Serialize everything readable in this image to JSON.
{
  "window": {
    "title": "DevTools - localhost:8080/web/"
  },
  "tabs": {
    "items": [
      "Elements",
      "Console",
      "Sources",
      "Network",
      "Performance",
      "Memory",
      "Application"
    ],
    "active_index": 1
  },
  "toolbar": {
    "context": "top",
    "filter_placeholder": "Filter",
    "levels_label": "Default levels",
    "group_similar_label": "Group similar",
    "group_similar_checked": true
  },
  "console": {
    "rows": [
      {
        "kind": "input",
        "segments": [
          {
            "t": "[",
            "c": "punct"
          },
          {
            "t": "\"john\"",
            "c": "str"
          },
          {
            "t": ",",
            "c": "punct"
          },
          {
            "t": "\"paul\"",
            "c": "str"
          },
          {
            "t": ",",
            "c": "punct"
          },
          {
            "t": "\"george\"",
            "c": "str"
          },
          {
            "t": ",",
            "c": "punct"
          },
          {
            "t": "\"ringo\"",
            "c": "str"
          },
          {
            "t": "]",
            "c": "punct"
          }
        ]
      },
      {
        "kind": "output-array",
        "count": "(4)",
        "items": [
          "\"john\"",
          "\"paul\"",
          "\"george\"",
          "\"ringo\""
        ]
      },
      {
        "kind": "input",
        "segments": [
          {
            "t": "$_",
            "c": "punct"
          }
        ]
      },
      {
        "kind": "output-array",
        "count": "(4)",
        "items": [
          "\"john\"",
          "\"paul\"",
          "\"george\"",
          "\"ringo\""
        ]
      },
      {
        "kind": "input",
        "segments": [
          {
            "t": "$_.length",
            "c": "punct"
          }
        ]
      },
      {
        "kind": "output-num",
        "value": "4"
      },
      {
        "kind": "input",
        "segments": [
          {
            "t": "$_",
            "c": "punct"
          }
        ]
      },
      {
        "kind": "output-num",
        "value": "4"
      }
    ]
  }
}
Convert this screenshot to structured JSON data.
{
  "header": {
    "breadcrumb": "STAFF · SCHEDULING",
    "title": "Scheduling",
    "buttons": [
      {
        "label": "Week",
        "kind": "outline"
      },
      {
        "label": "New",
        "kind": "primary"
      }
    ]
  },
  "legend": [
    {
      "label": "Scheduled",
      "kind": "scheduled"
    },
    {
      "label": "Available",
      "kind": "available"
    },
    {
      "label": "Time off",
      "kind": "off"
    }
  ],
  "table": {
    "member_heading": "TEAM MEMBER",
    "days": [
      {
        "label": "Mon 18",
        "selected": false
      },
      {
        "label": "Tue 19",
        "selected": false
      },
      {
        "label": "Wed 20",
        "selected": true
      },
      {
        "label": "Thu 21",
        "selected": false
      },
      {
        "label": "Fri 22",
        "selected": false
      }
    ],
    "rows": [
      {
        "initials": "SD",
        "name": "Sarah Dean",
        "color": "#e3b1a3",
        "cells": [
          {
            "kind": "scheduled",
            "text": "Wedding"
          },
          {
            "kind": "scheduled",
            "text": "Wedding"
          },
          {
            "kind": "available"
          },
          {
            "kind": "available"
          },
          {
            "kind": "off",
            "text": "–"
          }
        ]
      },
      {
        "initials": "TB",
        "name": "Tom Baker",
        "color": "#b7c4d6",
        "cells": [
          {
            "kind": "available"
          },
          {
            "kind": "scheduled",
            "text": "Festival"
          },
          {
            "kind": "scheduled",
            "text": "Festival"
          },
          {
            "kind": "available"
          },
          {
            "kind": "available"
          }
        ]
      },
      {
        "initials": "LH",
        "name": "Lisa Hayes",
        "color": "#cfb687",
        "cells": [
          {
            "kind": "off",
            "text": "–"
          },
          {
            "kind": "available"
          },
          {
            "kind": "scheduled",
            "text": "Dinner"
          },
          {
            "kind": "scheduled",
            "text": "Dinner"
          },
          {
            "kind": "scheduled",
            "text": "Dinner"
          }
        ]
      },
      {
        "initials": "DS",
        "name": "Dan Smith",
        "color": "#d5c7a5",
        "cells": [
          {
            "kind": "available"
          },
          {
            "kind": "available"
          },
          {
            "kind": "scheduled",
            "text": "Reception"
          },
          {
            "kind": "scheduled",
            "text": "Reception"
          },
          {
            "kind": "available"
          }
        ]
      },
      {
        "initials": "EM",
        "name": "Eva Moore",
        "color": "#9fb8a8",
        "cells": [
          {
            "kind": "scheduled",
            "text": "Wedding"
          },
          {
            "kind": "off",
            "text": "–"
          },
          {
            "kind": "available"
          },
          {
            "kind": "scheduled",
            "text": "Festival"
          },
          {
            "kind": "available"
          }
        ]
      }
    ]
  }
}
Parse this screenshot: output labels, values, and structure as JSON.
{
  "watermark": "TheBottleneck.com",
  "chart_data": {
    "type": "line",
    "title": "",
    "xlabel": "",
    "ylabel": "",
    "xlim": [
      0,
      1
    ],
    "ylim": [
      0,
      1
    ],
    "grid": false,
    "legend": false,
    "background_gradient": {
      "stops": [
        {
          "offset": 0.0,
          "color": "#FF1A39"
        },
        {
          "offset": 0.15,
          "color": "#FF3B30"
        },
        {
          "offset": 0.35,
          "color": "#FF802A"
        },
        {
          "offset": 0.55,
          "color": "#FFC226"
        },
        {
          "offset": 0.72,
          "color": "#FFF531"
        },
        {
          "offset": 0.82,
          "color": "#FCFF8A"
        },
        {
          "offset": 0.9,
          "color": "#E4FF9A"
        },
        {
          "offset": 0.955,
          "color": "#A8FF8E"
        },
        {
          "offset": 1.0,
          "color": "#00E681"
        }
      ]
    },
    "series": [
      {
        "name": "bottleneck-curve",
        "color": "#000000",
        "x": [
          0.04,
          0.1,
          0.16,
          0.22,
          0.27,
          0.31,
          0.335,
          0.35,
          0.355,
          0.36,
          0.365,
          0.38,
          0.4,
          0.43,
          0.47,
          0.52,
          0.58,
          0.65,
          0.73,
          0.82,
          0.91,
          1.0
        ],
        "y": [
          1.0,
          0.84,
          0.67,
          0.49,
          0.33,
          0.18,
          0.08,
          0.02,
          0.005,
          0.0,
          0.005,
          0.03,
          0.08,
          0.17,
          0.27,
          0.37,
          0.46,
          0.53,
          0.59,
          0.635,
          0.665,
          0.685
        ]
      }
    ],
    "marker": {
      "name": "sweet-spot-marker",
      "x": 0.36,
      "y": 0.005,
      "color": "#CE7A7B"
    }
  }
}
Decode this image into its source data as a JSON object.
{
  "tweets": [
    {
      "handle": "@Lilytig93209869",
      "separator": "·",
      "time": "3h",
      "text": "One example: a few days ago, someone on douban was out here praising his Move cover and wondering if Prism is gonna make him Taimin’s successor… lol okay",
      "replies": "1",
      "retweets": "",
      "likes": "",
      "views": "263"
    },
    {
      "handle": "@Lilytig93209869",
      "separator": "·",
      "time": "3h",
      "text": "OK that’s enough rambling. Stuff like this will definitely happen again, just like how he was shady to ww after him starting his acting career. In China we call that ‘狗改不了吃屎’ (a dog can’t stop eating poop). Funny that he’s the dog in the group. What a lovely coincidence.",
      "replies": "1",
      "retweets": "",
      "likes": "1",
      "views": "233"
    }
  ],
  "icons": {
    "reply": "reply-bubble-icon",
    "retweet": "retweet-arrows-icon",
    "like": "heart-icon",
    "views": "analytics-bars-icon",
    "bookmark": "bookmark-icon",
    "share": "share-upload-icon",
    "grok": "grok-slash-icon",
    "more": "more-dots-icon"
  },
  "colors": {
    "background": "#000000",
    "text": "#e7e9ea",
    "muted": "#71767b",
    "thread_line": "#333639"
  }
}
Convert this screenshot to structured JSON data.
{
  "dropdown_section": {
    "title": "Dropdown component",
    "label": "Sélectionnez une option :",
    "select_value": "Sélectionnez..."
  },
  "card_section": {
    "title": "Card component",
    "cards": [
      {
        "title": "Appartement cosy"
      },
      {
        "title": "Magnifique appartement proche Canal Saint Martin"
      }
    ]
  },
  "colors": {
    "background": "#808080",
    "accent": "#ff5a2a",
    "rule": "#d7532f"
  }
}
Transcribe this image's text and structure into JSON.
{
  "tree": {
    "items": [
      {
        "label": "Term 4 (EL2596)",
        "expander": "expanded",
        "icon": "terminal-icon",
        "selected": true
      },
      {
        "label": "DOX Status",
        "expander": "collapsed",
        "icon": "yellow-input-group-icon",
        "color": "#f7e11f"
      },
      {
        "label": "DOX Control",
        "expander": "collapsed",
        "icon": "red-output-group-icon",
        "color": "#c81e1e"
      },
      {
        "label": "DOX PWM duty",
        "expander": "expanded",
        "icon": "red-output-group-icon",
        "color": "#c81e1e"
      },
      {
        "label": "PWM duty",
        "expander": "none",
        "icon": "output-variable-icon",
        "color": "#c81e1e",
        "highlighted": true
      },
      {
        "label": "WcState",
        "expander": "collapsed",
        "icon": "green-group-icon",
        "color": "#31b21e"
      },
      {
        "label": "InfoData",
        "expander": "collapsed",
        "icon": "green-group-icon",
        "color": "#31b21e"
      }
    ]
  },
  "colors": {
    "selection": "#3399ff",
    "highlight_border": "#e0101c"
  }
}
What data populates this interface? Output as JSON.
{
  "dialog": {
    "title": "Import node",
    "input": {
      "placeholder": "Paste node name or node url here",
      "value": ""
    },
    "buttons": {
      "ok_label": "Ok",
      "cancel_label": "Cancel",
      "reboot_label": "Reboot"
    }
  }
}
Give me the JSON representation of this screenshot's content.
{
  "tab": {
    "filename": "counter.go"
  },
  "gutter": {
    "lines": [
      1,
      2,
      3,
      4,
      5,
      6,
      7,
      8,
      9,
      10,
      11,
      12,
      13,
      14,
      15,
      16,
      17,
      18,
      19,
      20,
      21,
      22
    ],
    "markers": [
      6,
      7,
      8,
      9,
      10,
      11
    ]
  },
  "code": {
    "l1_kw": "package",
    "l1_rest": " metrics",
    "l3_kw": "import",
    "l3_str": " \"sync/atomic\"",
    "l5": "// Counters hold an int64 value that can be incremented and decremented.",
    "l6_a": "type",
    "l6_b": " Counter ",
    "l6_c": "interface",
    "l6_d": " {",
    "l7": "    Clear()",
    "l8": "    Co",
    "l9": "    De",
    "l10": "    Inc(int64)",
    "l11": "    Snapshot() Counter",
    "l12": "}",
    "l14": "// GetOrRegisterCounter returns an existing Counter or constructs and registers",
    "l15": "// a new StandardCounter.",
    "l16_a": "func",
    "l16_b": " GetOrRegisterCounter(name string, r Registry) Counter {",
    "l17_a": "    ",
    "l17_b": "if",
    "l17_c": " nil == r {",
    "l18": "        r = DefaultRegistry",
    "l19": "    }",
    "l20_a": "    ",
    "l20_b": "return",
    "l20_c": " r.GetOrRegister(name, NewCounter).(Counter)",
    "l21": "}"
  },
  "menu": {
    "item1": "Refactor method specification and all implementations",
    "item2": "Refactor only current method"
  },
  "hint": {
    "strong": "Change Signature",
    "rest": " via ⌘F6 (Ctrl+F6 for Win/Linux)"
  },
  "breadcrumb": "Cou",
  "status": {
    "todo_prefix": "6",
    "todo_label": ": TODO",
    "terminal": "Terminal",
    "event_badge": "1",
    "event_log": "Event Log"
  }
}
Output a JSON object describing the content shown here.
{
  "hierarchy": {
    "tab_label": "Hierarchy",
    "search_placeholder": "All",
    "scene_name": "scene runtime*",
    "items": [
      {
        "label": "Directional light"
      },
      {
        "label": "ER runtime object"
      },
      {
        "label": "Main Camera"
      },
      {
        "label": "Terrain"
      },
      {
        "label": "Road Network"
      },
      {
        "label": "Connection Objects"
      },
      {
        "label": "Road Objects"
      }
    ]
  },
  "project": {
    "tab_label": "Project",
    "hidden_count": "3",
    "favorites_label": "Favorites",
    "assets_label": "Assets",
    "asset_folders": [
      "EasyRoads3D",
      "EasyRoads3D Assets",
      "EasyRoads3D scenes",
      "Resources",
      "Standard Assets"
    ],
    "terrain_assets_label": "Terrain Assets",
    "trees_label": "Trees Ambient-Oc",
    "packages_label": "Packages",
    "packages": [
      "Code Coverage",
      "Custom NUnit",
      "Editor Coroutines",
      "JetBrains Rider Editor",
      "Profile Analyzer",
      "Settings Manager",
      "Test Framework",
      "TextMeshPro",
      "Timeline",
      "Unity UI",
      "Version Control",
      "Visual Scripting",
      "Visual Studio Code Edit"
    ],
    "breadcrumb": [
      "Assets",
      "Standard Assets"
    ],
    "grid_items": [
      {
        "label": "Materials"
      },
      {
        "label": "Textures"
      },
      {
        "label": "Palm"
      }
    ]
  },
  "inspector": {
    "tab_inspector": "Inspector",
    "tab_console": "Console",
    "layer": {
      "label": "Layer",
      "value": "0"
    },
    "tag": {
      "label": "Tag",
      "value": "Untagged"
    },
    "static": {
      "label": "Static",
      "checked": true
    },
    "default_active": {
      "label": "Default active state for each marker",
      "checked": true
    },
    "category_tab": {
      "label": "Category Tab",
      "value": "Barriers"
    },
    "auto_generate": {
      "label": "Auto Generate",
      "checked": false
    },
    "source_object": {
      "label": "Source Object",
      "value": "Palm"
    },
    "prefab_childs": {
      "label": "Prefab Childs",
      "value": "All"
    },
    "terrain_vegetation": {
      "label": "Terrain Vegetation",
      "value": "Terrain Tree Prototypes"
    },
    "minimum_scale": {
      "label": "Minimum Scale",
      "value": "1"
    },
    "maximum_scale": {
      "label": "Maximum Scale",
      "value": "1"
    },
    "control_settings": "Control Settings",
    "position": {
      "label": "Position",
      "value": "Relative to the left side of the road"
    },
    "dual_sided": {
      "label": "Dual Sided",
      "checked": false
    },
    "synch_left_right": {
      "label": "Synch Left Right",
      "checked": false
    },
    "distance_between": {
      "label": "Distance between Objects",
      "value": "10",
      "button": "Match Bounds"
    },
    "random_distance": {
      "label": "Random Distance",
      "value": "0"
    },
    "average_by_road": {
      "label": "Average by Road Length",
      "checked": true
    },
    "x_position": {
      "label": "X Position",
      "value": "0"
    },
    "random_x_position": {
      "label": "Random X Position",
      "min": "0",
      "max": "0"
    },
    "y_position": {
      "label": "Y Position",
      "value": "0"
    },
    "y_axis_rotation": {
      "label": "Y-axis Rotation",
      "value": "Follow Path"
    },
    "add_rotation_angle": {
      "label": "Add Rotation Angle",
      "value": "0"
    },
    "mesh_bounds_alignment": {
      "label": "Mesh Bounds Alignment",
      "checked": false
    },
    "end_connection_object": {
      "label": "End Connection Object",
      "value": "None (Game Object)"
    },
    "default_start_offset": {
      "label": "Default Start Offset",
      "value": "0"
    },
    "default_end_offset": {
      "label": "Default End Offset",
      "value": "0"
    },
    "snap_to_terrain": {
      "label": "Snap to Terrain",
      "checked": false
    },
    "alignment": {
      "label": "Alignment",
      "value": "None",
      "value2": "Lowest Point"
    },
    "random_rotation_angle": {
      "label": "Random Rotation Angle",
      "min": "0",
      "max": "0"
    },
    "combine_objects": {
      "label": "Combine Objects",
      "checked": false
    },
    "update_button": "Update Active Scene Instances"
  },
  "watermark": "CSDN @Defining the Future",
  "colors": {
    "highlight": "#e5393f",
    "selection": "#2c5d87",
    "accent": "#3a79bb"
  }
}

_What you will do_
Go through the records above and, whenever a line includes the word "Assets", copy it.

_Answer box_
    "assets_label": "Assets",
      "EasyRoads3D Assets",
      "Standard Assets"
    "terrain_assets_label": "Terrain Assets",
      "Assets",
      "Standard Assets"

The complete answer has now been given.